Concept may have applicability for corn, soybean and wheat producers
Producers might actually profit from owning their own insurance company. A concept that until recently was largely used only by agribusiness and large farmers in California, captive insurance might have applicability for farmers in the heartland.
"In California, a lot of growers have captives," says Gordon Schaller, a partner in JMBM’s Tax and Estate Planning practice in Irvine, Calif. Many agribusiness companies, such as ADM, Cargill, Dairylea Cooperative and Growmark, also have captives. The use of captives by private agricultural firms has been growing in recent years.
Captives are not just for large firms and mammoth California growers, however. Schaller believes captive insurance offers opportunities for corn, soybean, wheat and other growers, but that they are not used because growers are not aware of their potential.
Captives are certainly not for everybody. "Farmers need at least $10 million in sales to be large enough to consider a captive," says Karl Huish, senior vice president of Artex Risk Solutions and leader of the company’s small captive division in Mesa, Ariz.
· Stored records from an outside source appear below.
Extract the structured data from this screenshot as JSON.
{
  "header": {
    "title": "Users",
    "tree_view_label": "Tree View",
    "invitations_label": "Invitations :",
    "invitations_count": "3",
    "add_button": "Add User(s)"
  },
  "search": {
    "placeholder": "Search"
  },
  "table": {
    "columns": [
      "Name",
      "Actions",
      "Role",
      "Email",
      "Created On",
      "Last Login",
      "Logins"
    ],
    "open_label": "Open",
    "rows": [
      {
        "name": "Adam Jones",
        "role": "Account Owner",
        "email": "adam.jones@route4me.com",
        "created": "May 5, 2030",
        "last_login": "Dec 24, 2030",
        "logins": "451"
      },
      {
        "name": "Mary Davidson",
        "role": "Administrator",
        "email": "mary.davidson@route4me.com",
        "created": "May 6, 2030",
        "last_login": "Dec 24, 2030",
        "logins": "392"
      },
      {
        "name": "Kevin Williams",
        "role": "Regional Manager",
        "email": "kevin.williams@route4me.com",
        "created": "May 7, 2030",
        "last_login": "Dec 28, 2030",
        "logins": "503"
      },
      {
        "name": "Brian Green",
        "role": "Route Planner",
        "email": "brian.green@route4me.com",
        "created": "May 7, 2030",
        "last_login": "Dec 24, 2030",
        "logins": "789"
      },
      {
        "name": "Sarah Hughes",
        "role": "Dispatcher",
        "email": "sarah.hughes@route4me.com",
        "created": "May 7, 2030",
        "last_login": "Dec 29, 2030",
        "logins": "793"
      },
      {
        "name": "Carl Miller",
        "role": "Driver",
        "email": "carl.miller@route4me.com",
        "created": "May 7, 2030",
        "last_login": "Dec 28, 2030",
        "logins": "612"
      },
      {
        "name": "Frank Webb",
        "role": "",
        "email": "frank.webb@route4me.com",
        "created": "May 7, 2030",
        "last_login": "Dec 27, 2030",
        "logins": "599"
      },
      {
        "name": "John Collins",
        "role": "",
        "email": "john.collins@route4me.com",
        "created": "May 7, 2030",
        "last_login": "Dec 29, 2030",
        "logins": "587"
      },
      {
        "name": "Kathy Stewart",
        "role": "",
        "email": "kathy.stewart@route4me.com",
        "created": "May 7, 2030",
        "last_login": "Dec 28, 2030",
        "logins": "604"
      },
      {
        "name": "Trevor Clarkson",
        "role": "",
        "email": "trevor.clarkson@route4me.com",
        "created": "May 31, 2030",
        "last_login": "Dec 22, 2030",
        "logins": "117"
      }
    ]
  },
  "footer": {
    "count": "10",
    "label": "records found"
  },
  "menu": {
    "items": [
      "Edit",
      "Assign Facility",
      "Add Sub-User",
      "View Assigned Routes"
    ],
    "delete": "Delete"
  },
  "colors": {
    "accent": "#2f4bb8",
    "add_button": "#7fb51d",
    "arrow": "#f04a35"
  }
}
Beyond revenue, farmers also need insurance premiums of $100,000 or more or profits of at least $1 million to justify owning a captive. Those minimums are due in part to the cost of setup, licenses and policies.
"I have written a number of captive policies for farmers in the $10 million to $20 million range," Huish says. A captive can be used to insure a number of risks that farmers face, including crop failure, product recall, environmental issues, workers’ compensation, auto liability and general liability.
For a stand-alone captive, a firm might need as much as $50 million in sales, but by becoming a "cell" of a sponsored captive, or by having 10 or 20 farmers form a captive group, smaller producers can still take advantage of using a captive, Schaller says. "Part of it is just knowing about the various alter-natives that are available," Schaller says. "They are not well-known among Midwest farmers."
Smaller producers can also make use of a captive through what is known as "rent-a-captive." The rent-a-captive is owned by a sponsor, so the individual farmer does not develop equity. With a cell captive, the individual farmer owns an independent cell, which is similar to a separate company.
Captive or Traditional? Why would farmers want to use a captive more than traditional crop and other insurance? Two reasons, Schaller says. First and foremost, the captive premiums are tax-deductible. Second, the premium, assuming there are no claims for several years, acts like a savings account. Furthermore, the premium money is protected from creditors. "You build up cash so you can do estate planning, and it is not subject to estate tax," Schaller states. "I like the idea of protecting assets," he adds.
One illustration of the advantage of a captive is that during the recent crash in the real estate market, home builders with captives could access the premiums they had built up and use them like a savings account, and the money was protected from creditors, Schaller says.
Another advantage of a captive is that it can insure against losses that are not covered by traditional insurance policies, such as claims of foodborne illnesses and environmental issues related to pesticides.
Producers can also use captives to insure against crop loss. Schaller believes that producers with a captive would still want to carry crop insurance for catastrophic loss, but use their cell to offset $100,000 per year in tax-deductible premiums to the captive. "You always want some traditional crop insurance," he says. If no losses occur for 10 years, the captive would contain nearly $1 million that could be used for other purchases or as a savings account.
Schaller says other advantages of a captive are that it can be changed at any time or discontinued.
The Downside. Is there a disadvantage to setting up a captive? Yes, Huish says. Farmers who experience several years in a row of large crop losses would have been better off buying insurance in the market, he says. There would not be enough money built up in the captive policy to pay claims.
Captive Insurance Defined
Captive insurance is an insurance company owned entirely by the policyholder. It primarily insures the risks of businesses that are related to it through common ownership. For example, the owner can form a wholly owned captive insurance company for the purpose of insuring his related companies. The insured businesses pay premiums to the captive in exchange for insurance. The captive can be owned by the business owner, his spouse, a trust or any of the companies he owns.
If the company insures only the parent and its clients, it is called a pure captive. Like traditional insurance companies, these are established to insure assets or ensure against losses from a contingent event.
In the past 20 to 30 years, the number of captive insurance companies has grown. Today, there are more than 5,000 captives worldwide, writing more than $20 billion in premium. These companies have capital and surplus that are estimated at more than $50 billion.